"I’m often asked, why bother with any criteria, why not just announce when even one site is live somewhere? Well, we believe customers need to trust our network, so their experience matches their expectations.
"We could loosen our criteria like some competitors; to be honest, it’s tempting, by so doing we would reveal 5G is actually in around 200 unique locations across the UK. However, we believe our claims should be as credible as our 5G is usable."
"It's not just about the number of towns and cities – although our expanding network means our customers still have access to the most extensive 5G coverage in the UK - it's the quality and availability of your 5G connection that counts.
The latest locations include landmarks such as Brighton Pier, Glasgow’s Bath Street, York Minster, Swansea Bay, Bath's Royal Crescent and Sandbanks Beach.
New towns and cities added to the coverage list include: Aldridge, Alexandria, Aylesbury, Ayr, Barnsley, Biggleswade, Blackburn, Bolton, Brighton. Chester, Colchester, Dundee, Exeter, Grantham, Gravesend, Harrogate, Lincoln, Milton Keynes, Norwich, Paignton, Poole, Portsmouth, Rickmansworth, Runcorn, Southport, Stockton-on-Tees, Stoke-on-Trent, Stratford-upon-Avon, Sunbury-on-Thames, Swansea, Swindon, Widnes, Wigan, Worcester and York.
EE plans to have a UK-wide 5G service (90 percent of the UK landmass) by 2028. To do this it will turn off 3G in 2023 and launch a new 5G core network in the same year.
Like other UK networks EE has been using mid-band (sub 6GHz) wavelengths so far for 5G but in order to reach its goals will be rolling out more low-band 5G spectrum. This was the spectrum that EE was awarded in the early 2021 Ofcom spectrum auction that saw all the networks improve their holding.
The network says that Redditch, Morecambe and Cramlington are the first UK towns that will benefit from this new spectrum coverage.
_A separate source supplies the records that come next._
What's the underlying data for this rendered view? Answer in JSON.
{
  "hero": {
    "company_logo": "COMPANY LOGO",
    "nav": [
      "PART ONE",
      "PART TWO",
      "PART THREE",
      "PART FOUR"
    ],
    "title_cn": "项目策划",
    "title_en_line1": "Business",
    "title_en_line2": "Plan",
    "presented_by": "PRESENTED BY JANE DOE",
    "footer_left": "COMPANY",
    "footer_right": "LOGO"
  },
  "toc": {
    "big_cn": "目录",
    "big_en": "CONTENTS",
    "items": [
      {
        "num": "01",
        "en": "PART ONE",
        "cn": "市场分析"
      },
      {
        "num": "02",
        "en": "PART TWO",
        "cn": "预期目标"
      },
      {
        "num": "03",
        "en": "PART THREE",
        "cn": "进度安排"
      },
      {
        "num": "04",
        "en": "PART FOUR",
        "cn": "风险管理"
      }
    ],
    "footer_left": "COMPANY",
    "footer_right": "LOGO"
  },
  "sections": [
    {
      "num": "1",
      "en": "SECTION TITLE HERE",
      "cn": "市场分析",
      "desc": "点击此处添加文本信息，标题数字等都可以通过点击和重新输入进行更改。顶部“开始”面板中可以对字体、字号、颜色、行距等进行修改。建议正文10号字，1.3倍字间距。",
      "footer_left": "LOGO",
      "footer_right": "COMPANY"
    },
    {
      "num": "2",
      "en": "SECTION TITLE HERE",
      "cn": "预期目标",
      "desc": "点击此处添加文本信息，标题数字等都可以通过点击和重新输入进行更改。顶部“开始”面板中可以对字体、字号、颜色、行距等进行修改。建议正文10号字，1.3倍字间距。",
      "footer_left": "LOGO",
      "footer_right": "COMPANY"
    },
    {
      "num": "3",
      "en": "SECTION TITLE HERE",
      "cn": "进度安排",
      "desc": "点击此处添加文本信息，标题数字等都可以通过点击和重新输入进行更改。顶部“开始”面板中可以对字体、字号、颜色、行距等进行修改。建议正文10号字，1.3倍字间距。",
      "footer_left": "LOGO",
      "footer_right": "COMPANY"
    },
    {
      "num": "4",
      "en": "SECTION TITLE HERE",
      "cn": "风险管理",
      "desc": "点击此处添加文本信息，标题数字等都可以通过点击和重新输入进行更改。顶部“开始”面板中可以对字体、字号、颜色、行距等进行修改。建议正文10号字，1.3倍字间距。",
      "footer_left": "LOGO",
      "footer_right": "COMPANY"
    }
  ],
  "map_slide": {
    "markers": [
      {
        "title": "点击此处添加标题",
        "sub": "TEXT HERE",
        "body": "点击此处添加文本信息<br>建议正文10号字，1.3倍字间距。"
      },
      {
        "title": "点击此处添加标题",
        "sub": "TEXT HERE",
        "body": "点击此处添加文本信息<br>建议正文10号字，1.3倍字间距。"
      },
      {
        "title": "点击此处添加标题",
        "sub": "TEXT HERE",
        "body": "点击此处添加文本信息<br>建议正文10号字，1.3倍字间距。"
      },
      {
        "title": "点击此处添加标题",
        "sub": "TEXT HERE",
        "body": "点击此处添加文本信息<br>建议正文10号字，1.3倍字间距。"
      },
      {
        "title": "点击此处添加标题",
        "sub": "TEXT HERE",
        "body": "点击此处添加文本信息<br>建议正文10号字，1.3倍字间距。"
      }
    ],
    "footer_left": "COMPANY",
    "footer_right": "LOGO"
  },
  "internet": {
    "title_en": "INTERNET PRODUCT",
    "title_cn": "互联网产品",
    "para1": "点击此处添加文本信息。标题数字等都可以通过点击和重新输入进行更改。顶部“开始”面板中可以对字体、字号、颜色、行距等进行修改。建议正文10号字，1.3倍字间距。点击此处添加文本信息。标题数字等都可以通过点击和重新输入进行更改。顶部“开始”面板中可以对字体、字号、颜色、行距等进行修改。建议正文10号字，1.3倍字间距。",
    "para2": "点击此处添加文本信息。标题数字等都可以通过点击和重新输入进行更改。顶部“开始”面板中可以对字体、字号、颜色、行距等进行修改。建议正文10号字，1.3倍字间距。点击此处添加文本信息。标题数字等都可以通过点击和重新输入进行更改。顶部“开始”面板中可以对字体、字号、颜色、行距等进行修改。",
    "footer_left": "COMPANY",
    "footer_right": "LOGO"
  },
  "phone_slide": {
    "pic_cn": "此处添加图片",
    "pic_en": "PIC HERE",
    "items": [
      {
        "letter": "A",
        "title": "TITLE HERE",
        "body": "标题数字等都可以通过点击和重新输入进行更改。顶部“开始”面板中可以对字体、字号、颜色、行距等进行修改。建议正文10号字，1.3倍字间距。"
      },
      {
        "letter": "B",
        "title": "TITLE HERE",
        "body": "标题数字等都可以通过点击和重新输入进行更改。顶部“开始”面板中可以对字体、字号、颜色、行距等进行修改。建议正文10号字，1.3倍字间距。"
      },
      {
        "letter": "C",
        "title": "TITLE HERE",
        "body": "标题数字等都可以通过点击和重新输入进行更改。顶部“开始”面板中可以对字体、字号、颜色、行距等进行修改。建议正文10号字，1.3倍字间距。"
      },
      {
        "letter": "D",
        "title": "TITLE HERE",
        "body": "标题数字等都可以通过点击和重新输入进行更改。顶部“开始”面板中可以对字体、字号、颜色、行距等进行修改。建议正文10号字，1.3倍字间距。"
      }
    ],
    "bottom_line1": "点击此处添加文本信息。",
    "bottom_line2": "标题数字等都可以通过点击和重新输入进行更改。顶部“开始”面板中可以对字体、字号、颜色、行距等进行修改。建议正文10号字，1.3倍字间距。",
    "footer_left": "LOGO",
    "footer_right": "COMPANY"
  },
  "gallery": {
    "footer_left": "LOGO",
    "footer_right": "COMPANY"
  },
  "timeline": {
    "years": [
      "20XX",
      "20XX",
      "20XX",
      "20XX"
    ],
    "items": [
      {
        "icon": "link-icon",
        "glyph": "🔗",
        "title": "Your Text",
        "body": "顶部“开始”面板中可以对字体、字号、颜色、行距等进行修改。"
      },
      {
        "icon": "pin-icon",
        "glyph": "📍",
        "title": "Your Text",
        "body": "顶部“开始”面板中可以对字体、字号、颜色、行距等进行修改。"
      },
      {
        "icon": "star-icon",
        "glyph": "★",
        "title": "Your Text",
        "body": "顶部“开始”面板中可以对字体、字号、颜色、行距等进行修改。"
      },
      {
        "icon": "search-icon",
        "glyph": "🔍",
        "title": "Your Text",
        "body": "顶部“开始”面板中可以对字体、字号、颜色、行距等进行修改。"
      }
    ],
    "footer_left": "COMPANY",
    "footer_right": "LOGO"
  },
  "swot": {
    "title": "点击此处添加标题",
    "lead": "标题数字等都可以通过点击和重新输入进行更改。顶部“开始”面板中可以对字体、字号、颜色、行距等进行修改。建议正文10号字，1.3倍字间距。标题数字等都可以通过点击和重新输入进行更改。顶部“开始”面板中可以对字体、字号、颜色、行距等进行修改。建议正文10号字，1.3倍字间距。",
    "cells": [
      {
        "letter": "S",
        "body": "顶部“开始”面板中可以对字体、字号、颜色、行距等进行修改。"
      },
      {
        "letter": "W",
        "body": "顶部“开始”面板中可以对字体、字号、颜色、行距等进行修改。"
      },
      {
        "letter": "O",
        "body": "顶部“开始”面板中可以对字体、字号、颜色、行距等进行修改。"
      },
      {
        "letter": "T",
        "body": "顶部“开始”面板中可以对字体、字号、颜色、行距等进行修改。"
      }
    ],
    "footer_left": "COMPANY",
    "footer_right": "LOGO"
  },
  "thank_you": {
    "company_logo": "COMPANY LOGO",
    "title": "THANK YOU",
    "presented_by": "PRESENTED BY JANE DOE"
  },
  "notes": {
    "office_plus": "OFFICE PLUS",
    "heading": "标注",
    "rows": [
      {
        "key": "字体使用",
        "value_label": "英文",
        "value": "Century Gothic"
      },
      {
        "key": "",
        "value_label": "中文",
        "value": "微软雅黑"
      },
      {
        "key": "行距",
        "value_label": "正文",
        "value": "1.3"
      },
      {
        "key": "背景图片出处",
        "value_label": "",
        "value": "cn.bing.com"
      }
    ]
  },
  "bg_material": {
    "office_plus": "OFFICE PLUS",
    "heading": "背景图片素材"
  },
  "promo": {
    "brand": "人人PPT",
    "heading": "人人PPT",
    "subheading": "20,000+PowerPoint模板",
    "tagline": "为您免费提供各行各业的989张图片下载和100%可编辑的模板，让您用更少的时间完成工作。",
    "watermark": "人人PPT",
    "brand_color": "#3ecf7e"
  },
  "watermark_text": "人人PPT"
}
Having had a lot of Huawei technology in its network, EE said it will cost around £500 million to remove the tech from its network after the UK Government ruling on the issue. EE is planning to remove the gear by 2023, two years later than planned.
The network is using Ericsson and Samsung technology to replace it.
How fast is EE 5G?
Quoting speeds can be a risky business because there are so many variables across the network, locations and devices. UK networks can see peak rates around 1Gbps, but more realistic expectations are around 100-300Mbps. That's faster than most home broadband services offer.
In our first taste of EE 5G, we saw 460Mbps on a OnePlus 7 Pro 5G. Comparing that to a 4G handset tested at the same time, it was 10x faster. But 5G isn't just about pure speed, it's about building a more efficient network - so when you experience slower speeds on 5G it's likely that your 4G phone would be even slower.
- EE's ‘Full Works' plan is an iPhone 5G-ready tariff including Apple Music, TV+ and Arcade - now SIM-only too
Of course, where you are will affect 5G speeds you might get and the networks are brand new - so they are going to be getting more widespread with better performance as time passes.
We've seen speeds hit those highs again, but 100-200Mbps is a lot more common - we've had those kinds of speeds on numerous occasions. And no, that isn't better than peak speeds on 4G, but the latency is always lower.
EE has also now released its first 5G compatible 'MiFi' device called the 5GEE WiFi. It supports Wi-Fi 6. You can get it for £45 a month on a 24-month plan, with 100GB of data for £67.50 per month, or with and 200GB of data for a whopping £90 per month.
You can find out all about the EE 5G deals on offer on EE's website.